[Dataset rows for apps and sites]
== Segment start ==
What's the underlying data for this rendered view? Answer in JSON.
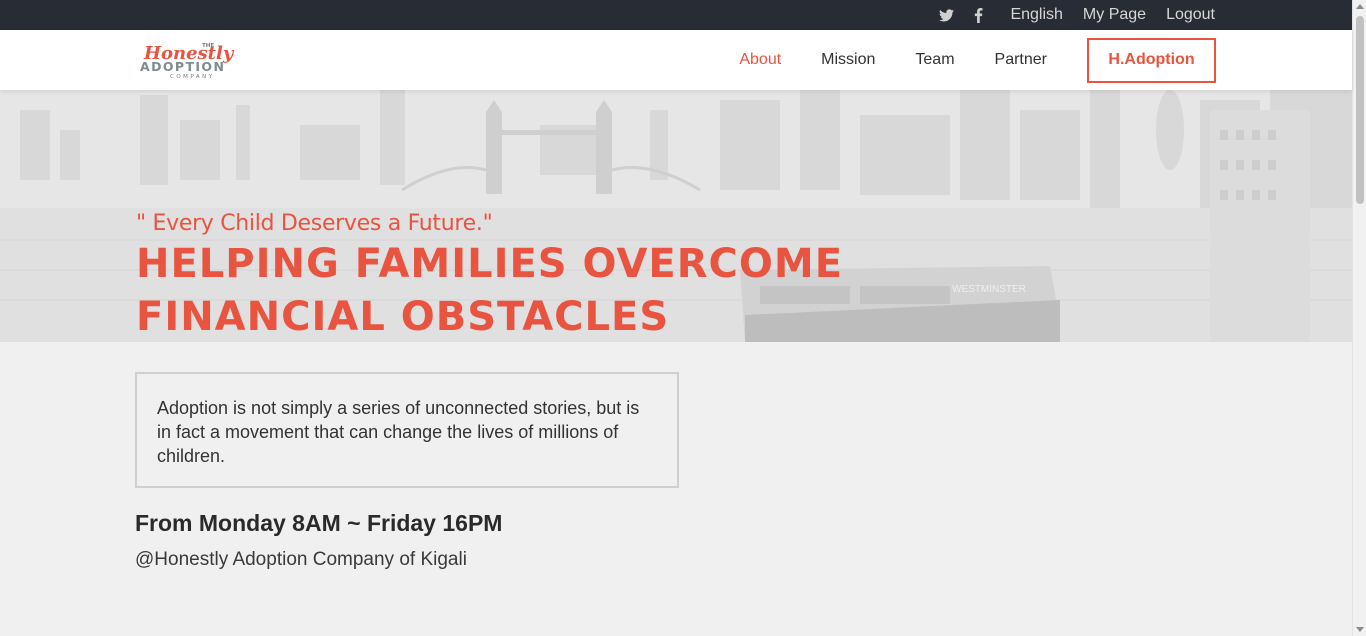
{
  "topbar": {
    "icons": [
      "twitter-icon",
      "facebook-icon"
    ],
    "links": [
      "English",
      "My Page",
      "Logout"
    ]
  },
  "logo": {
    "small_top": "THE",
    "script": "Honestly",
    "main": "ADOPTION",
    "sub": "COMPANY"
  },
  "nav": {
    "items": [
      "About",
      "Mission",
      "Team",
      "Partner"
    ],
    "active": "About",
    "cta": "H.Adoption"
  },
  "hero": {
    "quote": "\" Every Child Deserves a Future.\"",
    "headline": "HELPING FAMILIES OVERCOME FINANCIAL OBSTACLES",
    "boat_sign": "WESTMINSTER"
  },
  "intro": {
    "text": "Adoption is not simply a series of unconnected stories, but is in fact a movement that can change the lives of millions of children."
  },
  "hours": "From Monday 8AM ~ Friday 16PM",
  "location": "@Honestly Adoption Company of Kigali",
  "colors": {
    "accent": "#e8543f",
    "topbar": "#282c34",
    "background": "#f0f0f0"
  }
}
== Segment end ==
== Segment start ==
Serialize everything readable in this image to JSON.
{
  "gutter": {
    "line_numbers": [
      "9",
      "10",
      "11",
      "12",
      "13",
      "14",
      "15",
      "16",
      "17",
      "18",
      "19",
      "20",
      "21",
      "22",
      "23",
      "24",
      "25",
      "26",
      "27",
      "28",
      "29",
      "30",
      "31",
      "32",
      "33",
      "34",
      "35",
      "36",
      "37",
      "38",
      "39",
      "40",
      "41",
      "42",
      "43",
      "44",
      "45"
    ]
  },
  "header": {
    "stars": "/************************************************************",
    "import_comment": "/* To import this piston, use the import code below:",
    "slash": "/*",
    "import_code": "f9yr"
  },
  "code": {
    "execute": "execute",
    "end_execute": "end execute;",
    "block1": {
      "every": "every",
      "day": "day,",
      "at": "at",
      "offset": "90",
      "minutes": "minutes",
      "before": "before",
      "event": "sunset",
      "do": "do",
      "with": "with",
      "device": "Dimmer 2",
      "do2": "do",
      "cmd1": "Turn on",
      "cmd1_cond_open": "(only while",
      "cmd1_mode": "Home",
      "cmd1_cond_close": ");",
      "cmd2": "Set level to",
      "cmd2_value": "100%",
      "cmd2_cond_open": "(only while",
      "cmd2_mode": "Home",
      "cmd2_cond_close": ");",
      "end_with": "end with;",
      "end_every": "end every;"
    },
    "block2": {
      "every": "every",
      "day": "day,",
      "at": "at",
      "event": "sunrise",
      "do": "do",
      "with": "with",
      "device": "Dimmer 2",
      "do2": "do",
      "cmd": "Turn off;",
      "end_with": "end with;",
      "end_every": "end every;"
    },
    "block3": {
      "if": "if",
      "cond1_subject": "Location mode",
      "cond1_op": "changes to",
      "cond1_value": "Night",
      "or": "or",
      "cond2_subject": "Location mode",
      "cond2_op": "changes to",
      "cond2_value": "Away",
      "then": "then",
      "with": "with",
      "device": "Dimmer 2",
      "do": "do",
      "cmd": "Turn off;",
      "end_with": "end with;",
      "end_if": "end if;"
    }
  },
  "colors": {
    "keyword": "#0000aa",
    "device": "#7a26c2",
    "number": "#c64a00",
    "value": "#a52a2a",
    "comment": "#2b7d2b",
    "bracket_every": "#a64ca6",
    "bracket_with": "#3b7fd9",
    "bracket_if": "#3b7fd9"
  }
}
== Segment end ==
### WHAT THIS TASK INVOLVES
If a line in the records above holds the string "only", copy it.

### YOUR RESPONSE
      "cmd1_cond_open": "(only while",
      "cmd2_cond_open": "(only while",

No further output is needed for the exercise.